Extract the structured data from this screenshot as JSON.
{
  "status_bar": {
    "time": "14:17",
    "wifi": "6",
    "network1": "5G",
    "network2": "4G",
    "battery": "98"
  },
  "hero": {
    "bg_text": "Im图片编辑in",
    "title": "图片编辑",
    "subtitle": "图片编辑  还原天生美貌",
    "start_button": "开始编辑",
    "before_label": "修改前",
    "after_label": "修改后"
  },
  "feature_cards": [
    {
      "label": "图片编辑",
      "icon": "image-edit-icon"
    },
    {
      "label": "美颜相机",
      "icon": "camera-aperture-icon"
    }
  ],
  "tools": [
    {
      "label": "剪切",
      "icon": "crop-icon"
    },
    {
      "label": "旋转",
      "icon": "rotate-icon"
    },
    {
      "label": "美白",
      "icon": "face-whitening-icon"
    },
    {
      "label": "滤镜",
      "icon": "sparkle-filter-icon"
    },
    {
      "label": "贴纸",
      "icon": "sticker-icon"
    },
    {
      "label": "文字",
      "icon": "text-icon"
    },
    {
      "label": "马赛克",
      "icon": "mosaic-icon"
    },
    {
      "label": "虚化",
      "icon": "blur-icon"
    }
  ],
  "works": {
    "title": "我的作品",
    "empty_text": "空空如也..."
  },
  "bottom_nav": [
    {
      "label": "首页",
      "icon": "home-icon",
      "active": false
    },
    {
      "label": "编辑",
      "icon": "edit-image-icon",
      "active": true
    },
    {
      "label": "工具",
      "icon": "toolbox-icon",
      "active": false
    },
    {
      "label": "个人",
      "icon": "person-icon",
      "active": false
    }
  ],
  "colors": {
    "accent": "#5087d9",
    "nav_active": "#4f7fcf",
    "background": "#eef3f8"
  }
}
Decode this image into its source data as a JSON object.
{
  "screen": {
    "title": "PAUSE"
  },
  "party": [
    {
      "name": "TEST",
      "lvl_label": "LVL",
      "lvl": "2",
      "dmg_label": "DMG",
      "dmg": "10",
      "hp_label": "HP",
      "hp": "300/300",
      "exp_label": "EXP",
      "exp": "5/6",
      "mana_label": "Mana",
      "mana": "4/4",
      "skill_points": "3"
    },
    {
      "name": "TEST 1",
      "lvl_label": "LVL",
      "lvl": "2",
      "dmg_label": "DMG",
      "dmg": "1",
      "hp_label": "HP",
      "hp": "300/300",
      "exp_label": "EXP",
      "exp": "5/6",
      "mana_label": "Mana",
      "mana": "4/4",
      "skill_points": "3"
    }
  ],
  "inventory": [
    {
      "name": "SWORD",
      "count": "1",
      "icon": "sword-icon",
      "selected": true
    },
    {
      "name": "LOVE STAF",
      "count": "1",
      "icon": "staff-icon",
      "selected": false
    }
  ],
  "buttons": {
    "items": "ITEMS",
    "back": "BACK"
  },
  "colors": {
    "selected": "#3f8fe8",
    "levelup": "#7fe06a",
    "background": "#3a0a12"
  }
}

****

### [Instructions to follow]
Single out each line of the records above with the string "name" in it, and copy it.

### [Written response]
      "name": "TEST",
      "name": "TEST 1",
      "name": "SWORD",
      "name": "LOVE STAF",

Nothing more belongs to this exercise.